Journal Papers Treating triple negative breast cancer cells with erlotinib plus a select antioxidant overcomes drug resistance by targeting cancer cell heterogeneity


Among breast cancer patients, those diagnosed with the triple-negative breast cancer (TNBC) subtype have the worst prog-nosis. TNBC does not express estrogen receptor-alpha, progesterone receptor, or the HER2 oncogene; therefore, TNBC lacks targets for molecularly-guided therapies. The concept that EGFR oncogene inhibitor drugs could be used as targeted treatment against TNBC has been put forth based on estimates that 30–60% of TNBC express high levels of EGFR. However, results from clinical trials testing EGFR inhibitors, alone or in combination with cytotoxic chemotherapy, did not improve patient outcomes. Results herein offer an explanation as to why EGFR inhibitors failed TNBC patients and support how combining a select antioxidant and an EGFR-specific small molecule kinase inhibitor (SMKI) could be an effective, novel therapeutic strategy. Treatment with CAT-SKL—a re-engineered protein form of the antioxidant enzyme catalase—inhibited cancer stem-like cells (CSCs), and treatment with the EGFR-specific SMKI erlotinib inhibited non-CSCs. Thus, combining the antioxidant CAT-SKL with erlotinib targeted both CSCs and bulk cancer cells in cultures of EGFR-expressing TNBC-derived cells. We also report evidence that the mechanism for CAT-SKL inhibition of CSCs may depend on antioxidant-induced downregulation of a short alternative mRNA splicing variant of the methyl-CpG binding domain 2 gene, isoform MBD2c.

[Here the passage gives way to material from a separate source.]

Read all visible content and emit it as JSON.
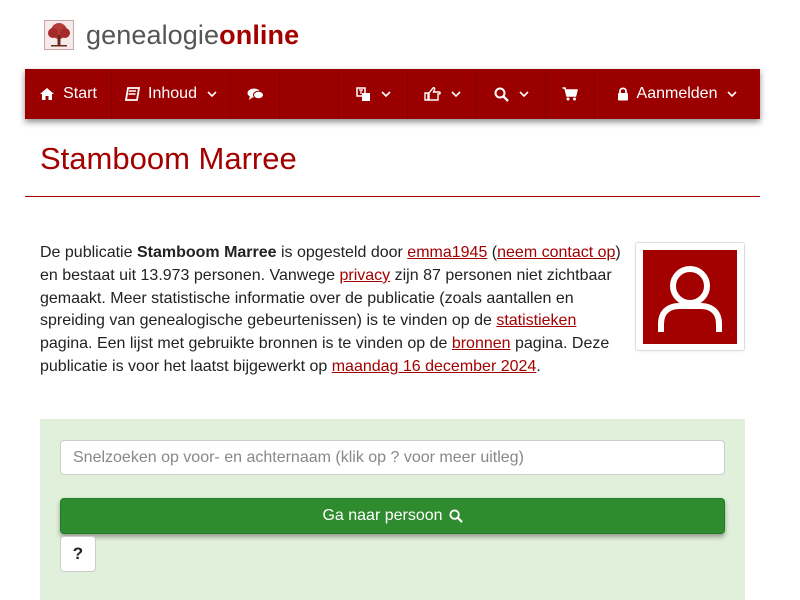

Paper Details


B. Bao,  C. Mitrea,  P. Wijesinghe,  L. Marchetti,  E. Girsch,  R. Farr,  J. Boerner,  R. Mohammad,  G. Dyson,  S. Terlecky,  A. Bollig-Fischer


Scientific Reports, 7, ,